→ Work item:
Which lines of the listing below contain the word "JSON"? Copy each of them.

→ Data extract:
○ ○ ○

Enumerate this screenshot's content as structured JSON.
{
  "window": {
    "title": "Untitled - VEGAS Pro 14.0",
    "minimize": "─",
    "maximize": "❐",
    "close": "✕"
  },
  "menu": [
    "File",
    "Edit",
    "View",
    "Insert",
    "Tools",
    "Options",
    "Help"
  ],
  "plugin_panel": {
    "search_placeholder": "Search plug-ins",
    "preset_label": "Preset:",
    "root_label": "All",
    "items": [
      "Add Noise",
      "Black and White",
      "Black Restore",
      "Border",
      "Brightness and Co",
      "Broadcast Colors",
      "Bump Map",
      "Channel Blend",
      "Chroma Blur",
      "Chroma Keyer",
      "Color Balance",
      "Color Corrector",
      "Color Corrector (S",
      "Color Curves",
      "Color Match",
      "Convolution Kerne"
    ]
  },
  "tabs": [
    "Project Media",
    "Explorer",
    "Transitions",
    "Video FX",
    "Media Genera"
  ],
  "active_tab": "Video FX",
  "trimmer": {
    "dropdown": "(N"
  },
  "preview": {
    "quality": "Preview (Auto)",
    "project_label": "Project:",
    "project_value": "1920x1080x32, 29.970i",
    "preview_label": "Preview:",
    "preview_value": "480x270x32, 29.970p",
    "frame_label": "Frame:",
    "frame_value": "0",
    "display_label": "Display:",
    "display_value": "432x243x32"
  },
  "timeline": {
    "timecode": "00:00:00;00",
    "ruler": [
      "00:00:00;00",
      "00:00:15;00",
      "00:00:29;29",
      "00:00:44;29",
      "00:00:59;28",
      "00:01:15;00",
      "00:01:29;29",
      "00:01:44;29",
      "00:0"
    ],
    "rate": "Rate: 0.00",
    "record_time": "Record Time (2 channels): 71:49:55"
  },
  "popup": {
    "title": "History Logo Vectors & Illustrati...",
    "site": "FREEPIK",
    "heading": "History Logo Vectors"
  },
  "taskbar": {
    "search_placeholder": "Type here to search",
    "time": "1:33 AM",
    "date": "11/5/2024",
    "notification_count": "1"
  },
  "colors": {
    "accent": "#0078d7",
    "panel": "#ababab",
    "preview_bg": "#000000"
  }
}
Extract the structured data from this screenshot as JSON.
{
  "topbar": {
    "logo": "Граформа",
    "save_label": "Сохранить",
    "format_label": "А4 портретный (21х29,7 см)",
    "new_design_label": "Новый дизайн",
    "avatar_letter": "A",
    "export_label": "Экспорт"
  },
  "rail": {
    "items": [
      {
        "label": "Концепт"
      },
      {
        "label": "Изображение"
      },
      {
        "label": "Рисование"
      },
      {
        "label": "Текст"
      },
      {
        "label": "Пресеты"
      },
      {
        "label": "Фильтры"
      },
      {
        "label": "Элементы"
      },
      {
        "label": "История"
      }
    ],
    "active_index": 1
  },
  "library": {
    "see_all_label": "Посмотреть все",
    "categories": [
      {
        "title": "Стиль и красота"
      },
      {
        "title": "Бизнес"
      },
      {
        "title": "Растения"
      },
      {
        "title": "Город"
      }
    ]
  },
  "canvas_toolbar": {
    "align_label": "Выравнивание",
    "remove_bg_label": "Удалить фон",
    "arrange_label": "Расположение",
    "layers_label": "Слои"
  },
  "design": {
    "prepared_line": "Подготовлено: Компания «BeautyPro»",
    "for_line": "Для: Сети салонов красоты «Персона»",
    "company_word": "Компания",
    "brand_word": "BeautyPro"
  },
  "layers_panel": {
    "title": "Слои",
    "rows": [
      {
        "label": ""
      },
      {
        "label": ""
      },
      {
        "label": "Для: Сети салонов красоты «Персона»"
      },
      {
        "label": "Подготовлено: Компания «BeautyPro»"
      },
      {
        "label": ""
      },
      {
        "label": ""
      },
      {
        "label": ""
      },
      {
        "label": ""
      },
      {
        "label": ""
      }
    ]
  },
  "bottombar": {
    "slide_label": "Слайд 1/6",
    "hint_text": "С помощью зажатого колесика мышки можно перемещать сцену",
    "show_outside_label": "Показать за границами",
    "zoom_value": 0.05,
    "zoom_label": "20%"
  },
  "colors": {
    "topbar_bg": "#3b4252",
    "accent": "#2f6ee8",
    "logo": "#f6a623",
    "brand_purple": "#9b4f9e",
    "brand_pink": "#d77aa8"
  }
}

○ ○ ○

→ Response to this task:
Enumerate this screenshot's content as structured JSON.
Extract the structured data from this screenshot as JSON.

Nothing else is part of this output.